The NYS Department of Education says, “only registered schools may issue a diploma.”
According the Regulations of the Commissioner:
“Only those public and nonpublic high schools which are registered by the Board of Regents upon recommendation of the commissioner, may issue diplomas and administer Regents examinations.”
— (Part 100.2 9ps) – Regulations of the Commissioner
We strongly disagree.
Registration is voluntary, and our schools choose not to register. The alternative is being deemed “substantially equivalent” by the local Board of the local public school district, and is usually handled by the Superintendent. The new school submits a letter of intention, a copy of the curriculum plan, a Certificate of Occupancy, a calendar showing that the students will receive approximately 180 days of instruction. The Board then makes a determination: Is the school “substantially equivalent” or not. This makes the school “legal” and then provides proof that their students are in compliance with the compulsory education law of the State of New York. Since our schools are “substantially equivalent,” the diploma given to our graduates are also “substantially equivalent.” Our schools do not give a Regents or State diploma.
Since last year, we have received a number of calls from member schools having a problem with community colleges in New York. The registrar or financial aid person questioned whether a school was “accredited” by the State of New York. As you know, the State of New York does not “accredit” any school, private or public. Usually this misunderstanding can be cleared up through telephone calls or letters from our office.
Most of these misunderstandings have to do with Federal Student and the new guidelines issued by the Federal Department of Education. According to the Federal Student Aid website the new requirements are:
“If you enroll in higher education for the first time on or after July 1, 2012, in order to be eligible for federal student aid, you must have either a high school diploma or a recognized equivalent (such as a General Educational Development certificate (GED) or a homeschool education).”
Furthermore New York State Education Law section 661(4)(c) specifies that to be eligible for State student financial aid, a student “must have a certificate of graduation from a school providing secondary education; or the recognized equivalent of such certificate; or have achieved a passing score, as determined by the United States secretary of education, on a federally approved examination which demonstrates that the student can benefit from the education being offered.”
Both the FSA Guidelines and NYS Law specially refer to “a diploma (or certificate of graduation) or a recognized equivalent.
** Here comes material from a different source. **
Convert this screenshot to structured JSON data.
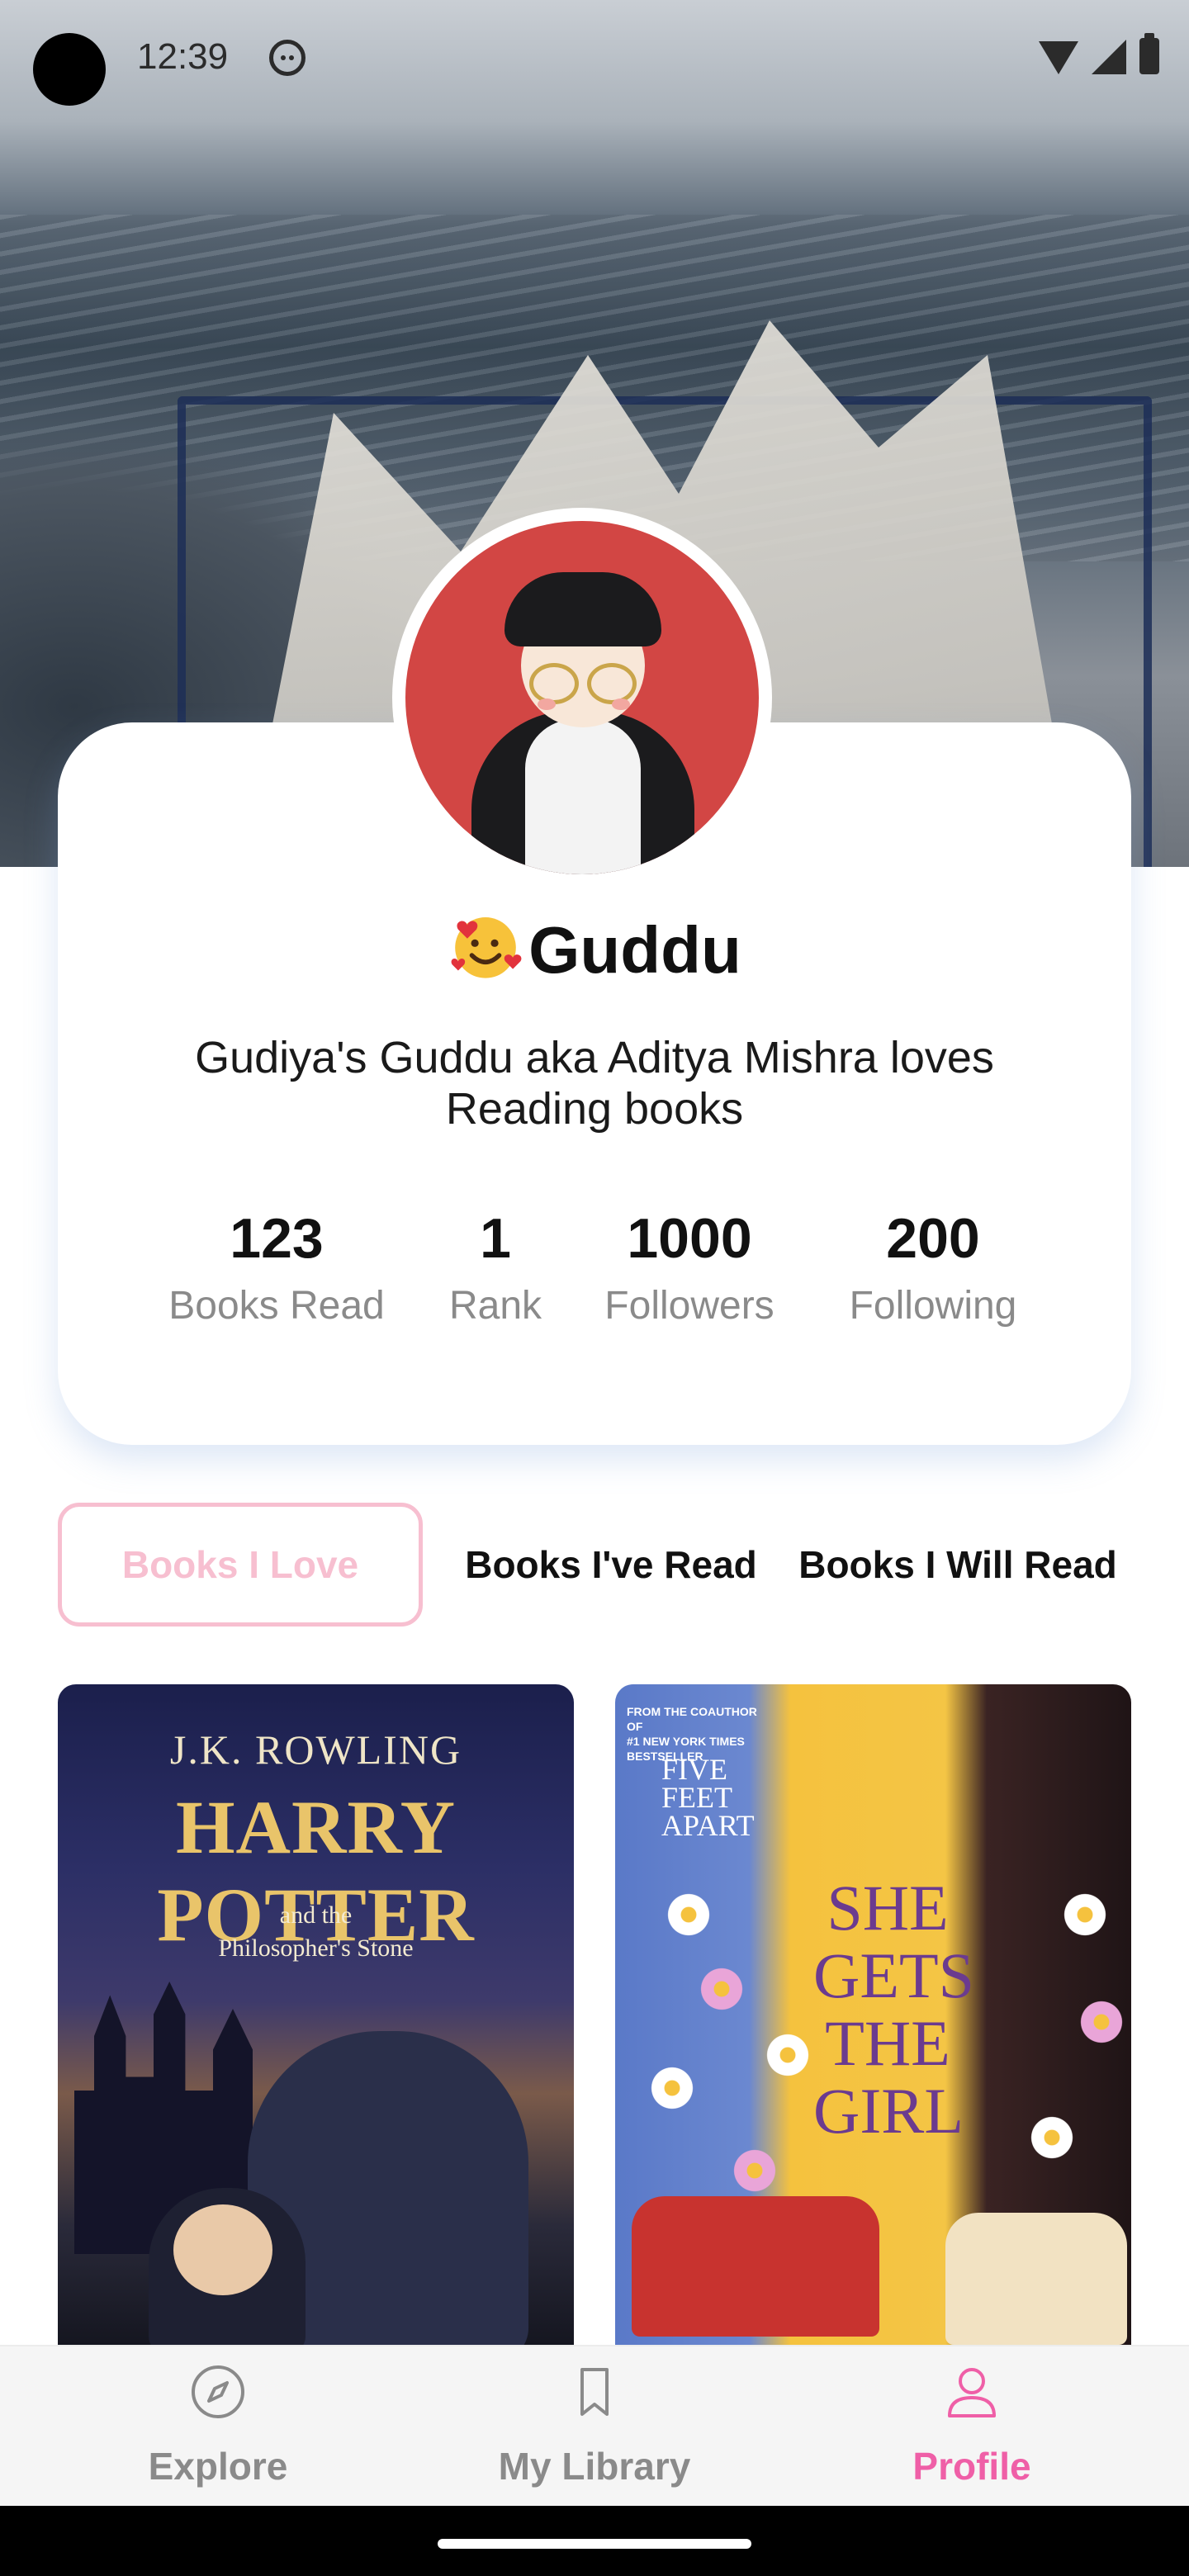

Our college-bound seniors take either the SAT or ACT which are both recognized by the U.S. Secretary of Education. We therefore believe that there is no reason to deny these students entrance to college, or federal funds.